Online holiday sales grew by about 29 percent from a year ago, according to some estimates, much better than the 2 to 5 percent gains expected at traditional stores.
Shoppers spent about $15.8-billion on the Internet during November and December, according to the latest projections from Web tracking company ComScore Networks. This year's increase in online sales was better than many analysts had expected, almost matching last year's 30 percent annual gain.
To be sure, e-commerce is enjoying large percentage gains because the industry, almost nonexistent a decade or so ago, is in its infancy. Online commerce accounts for about 5 percent of retail sales.
And even with this shopping season's strong showing, it's becoming more clear that Internet "e-tailers" are not even coming close to replacing traditional stores, as some suggested they would a few years ago amid the dot-com hype.
"If there were people predicting that online retail would overtake (traditional retail stores), I think they were definitely overestimating its effect," said Graham Mudd of ComScore Networks.

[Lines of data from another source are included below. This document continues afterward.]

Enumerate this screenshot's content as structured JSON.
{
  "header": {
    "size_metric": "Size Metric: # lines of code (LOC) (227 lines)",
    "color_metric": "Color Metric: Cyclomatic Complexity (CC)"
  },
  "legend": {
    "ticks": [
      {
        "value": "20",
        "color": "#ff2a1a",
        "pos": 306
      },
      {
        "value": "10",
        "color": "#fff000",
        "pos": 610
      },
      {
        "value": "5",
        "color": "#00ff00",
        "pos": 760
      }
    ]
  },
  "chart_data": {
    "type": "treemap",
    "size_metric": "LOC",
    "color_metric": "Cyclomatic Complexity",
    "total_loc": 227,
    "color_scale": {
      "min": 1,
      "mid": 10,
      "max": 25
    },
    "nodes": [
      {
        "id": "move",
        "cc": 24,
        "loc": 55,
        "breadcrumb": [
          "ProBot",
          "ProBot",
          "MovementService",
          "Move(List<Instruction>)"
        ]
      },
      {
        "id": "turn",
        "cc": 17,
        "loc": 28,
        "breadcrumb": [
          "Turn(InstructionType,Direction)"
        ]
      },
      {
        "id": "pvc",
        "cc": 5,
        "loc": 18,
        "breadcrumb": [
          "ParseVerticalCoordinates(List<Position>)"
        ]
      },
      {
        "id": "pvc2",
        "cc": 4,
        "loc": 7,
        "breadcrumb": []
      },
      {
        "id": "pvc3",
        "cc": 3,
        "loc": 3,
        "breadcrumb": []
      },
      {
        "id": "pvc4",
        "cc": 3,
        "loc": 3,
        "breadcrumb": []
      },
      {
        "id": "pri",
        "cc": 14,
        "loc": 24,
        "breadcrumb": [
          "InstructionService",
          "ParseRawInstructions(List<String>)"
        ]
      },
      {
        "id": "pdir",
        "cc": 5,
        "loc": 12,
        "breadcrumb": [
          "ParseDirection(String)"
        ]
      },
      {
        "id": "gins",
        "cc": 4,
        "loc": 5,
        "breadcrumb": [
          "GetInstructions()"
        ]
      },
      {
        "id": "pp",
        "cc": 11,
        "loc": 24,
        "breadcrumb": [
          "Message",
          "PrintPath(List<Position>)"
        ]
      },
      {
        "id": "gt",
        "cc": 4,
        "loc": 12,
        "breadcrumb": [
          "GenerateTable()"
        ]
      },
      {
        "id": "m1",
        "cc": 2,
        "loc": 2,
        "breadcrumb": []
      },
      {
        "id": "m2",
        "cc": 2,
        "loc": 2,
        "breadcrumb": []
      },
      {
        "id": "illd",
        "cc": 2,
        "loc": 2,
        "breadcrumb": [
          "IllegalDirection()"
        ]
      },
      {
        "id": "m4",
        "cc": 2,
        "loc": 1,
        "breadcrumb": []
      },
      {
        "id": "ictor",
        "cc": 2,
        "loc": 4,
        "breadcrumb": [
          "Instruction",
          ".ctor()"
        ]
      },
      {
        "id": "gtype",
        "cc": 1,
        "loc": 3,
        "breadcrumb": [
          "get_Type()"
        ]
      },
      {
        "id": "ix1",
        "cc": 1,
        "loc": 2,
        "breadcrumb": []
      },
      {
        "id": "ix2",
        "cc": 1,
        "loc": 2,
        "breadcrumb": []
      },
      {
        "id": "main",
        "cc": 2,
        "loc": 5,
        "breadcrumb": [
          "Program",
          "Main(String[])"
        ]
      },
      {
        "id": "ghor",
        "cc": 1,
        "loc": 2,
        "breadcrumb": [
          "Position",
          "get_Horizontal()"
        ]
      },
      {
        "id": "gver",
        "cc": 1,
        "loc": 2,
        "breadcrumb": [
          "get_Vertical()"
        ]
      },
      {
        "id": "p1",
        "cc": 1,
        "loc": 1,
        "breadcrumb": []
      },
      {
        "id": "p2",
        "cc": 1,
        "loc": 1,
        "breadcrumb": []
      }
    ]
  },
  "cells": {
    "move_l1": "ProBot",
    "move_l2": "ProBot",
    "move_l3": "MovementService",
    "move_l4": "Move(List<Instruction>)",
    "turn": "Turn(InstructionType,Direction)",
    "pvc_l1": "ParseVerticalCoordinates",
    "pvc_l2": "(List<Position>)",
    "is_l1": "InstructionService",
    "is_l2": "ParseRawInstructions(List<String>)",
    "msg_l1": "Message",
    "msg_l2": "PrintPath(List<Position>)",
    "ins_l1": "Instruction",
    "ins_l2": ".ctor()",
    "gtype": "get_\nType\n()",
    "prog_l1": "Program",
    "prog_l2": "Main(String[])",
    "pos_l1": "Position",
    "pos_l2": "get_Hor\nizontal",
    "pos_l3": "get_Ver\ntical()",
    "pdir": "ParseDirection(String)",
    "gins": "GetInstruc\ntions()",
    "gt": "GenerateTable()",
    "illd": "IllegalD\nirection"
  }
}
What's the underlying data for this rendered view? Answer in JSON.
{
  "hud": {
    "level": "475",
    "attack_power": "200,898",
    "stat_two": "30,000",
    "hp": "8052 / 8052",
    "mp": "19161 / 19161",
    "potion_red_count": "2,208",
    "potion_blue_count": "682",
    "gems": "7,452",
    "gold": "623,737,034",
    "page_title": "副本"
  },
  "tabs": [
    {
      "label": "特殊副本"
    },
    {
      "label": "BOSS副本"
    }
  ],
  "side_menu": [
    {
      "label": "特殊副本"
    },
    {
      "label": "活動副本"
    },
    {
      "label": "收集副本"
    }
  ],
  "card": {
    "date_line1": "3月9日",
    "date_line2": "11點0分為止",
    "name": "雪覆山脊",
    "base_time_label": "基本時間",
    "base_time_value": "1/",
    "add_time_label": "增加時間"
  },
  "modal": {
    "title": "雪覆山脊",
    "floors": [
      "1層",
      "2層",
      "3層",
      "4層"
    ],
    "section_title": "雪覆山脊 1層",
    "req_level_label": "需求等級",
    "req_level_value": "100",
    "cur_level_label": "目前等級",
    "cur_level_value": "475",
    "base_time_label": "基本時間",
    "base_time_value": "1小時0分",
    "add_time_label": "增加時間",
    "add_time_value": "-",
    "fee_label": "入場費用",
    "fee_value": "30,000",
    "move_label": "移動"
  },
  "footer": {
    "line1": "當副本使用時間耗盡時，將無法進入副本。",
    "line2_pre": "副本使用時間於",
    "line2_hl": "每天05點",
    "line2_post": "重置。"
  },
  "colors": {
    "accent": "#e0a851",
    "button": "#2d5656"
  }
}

That said, it's hard to overstate the effect the Web had on retailers and shoppers this holiday season.
Amazon.com Inc., the undisputed leader and bellwether indicator for the e-commerce business, said this year was the best in its 10-year history. At its peak, Amazon sold 32 items every second and shipped purchases to 217 countries around the globe.
During the week leading up to Christmas, nearly one in 10 visits to the Internet in the United States, whether they led to a sale or not, were to a shopping or classified advertising Web site, according to Web tracking service Hitwise.
Thanksgiving Day was the biggest day in history for visits to Internet shopping sites, according to the firm.
Even sites not typically associated with holiday shopping saw some of their best Web sales this year.
Dell Inc.'s Dell.com was the third most visited shopping site on the Internet during the week leading up to Christmas, according to Hitwise.
Only eBay and Amazon had more visitors.